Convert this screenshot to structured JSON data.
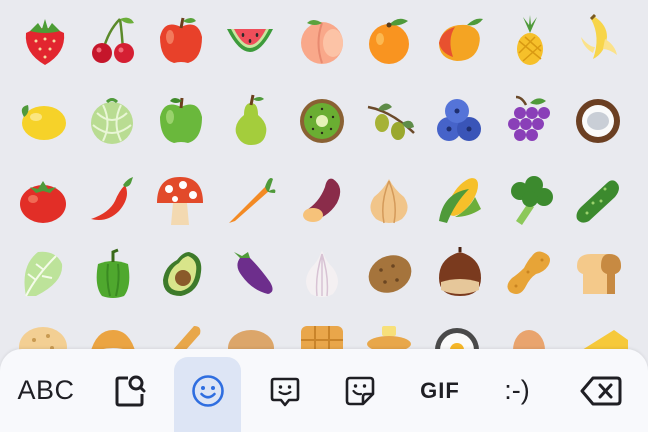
{
  "emoji_grid": {
    "rows": [
      [
        "strawberry-icon",
        "cherries-icon",
        "red-apple-icon",
        "watermelon-icon",
        "peach-icon",
        "tangerine-icon",
        "mango-icon",
        "pineapple-icon",
        "banana-icon"
      ],
      [
        "lemon-icon",
        "melon-icon",
        "green-apple-icon",
        "pear-icon",
        "kiwi-icon",
        "olive-icon",
        "blueberries-icon",
        "grapes-icon",
        "coconut-icon"
      ],
      [
        "tomato-icon",
        "hot-pepper-icon",
        "mushroom-icon",
        "carrot-icon",
        "sweet-potato-icon",
        "onion-icon",
        "corn-icon",
        "broccoli-icon",
        "cucumber-icon"
      ],
      [
        "leafy-green-icon",
        "bell-pepper-icon",
        "avocado-icon",
        "eggplant-icon",
        "garlic-icon",
        "potato-icon",
        "chestnut-icon",
        "peanuts-icon",
        "bread-icon"
      ],
      [
        "flatbread-icon",
        "croissant-icon",
        "baguette-icon",
        "bagel-icon",
        "waffle-icon",
        "pancakes-icon",
        "fried-egg-icon",
        "egg-icon",
        "cheese-icon"
      ]
    ]
  },
  "toolbar": {
    "abc_label": "ABC",
    "gif_label": "GIF",
    "emoticon_label": ":-)",
    "selected_tab": "emoji",
    "selected_color": "#2f6ee0",
    "selected_bg": "#dde5f5",
    "icons": [
      "emoji-search-icon",
      "smiley-face-icon",
      "emoji-kitchen-icon",
      "sticker-icon",
      "backspace-icon"
    ]
  }
}
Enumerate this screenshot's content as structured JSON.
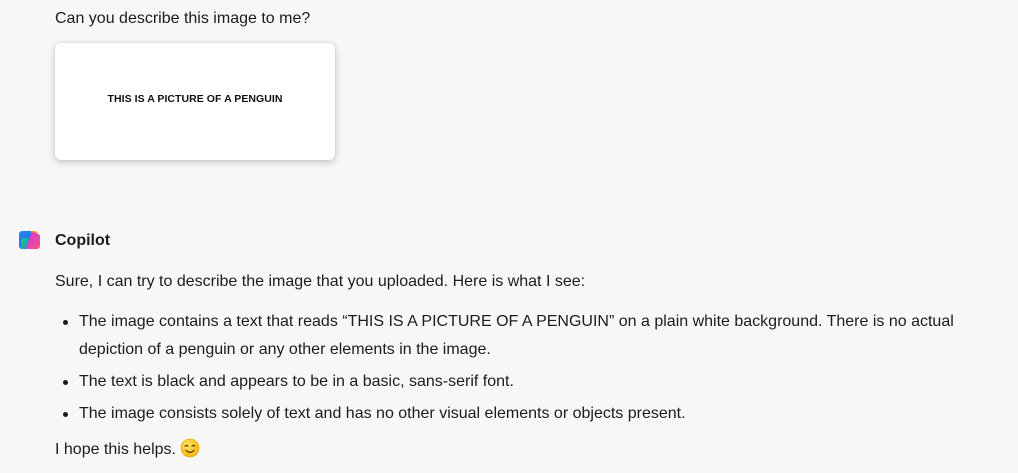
{
  "user_message": {
    "text": "Can you describe this image to me?",
    "attachment_text": "THIS IS A PICTURE OF A PENGUIN"
  },
  "assistant": {
    "name": "Copilot",
    "avatar_icon": "copilot-logo-icon",
    "intro": "Sure, I can try to describe the image that you uploaded. Here is what I see:",
    "bullets": [
      "The image contains a text that reads “THIS IS A PICTURE OF A PENGUIN” on a plain white background. There is no actual depiction of a penguin or any other elements in the image.",
      "The text is black and appears to be in a basic, sans-serif font.",
      "The image consists solely of text and has no other visual elements or objects present."
    ],
    "outro": "I hope this helps.",
    "outro_icon": "smiling-face-emoji-icon"
  },
  "colors": {
    "background": "#f7f7f7",
    "text": "#1c1c1c",
    "card": "#ffffff"
  }
}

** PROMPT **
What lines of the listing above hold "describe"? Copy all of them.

** SOLUTION **
    "text": "Can you describe this image to me?",
    "intro": "Sure, I can try to describe the image that you uploaded. Here is what I see:",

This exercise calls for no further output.